_Excerpts from a dataset_
--------------------------------

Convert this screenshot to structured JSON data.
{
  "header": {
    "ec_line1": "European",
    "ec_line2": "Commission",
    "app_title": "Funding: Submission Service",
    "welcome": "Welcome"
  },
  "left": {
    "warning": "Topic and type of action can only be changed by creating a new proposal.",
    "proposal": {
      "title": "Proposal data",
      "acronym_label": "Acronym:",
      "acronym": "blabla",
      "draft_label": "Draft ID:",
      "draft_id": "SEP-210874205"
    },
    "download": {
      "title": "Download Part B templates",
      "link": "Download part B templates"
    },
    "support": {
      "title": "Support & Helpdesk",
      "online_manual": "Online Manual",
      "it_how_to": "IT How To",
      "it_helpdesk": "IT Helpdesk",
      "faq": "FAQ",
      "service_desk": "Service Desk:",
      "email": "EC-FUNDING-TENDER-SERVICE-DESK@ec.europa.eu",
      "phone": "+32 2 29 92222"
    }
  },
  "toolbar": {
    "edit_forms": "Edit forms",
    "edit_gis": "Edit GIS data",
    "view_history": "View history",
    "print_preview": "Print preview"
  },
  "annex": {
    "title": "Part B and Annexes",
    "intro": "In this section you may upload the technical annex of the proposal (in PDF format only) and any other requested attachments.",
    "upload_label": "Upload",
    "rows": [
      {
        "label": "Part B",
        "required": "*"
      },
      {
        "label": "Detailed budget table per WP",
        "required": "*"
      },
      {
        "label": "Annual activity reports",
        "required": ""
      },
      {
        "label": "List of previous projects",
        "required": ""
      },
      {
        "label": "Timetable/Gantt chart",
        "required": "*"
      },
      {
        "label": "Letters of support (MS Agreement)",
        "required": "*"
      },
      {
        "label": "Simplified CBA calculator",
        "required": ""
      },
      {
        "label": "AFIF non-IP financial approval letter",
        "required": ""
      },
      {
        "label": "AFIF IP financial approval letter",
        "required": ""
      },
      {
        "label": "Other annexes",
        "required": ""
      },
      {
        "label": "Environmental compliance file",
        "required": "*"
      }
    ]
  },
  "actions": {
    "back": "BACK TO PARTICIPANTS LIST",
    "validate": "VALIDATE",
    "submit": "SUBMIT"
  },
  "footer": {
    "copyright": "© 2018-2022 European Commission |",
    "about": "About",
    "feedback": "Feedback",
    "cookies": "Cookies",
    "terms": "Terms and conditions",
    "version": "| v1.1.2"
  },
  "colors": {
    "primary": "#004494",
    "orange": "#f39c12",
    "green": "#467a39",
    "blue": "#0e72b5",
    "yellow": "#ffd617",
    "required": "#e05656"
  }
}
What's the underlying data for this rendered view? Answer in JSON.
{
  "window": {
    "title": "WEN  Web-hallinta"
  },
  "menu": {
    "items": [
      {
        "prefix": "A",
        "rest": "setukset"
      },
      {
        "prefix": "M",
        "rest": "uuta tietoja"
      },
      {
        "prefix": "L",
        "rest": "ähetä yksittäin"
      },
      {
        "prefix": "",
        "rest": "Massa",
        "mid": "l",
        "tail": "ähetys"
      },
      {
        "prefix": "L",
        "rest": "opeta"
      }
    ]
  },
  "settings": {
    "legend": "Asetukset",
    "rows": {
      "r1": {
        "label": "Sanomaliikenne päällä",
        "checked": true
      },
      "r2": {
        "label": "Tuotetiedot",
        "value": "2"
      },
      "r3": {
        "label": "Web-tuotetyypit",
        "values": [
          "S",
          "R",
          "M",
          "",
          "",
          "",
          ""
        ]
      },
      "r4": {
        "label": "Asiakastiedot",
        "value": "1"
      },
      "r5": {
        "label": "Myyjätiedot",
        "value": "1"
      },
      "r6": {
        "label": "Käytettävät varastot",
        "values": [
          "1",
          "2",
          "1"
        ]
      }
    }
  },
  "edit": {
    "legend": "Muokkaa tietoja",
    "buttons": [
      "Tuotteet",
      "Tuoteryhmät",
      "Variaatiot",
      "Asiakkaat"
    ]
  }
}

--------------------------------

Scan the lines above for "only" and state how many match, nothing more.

_Exercise output_
2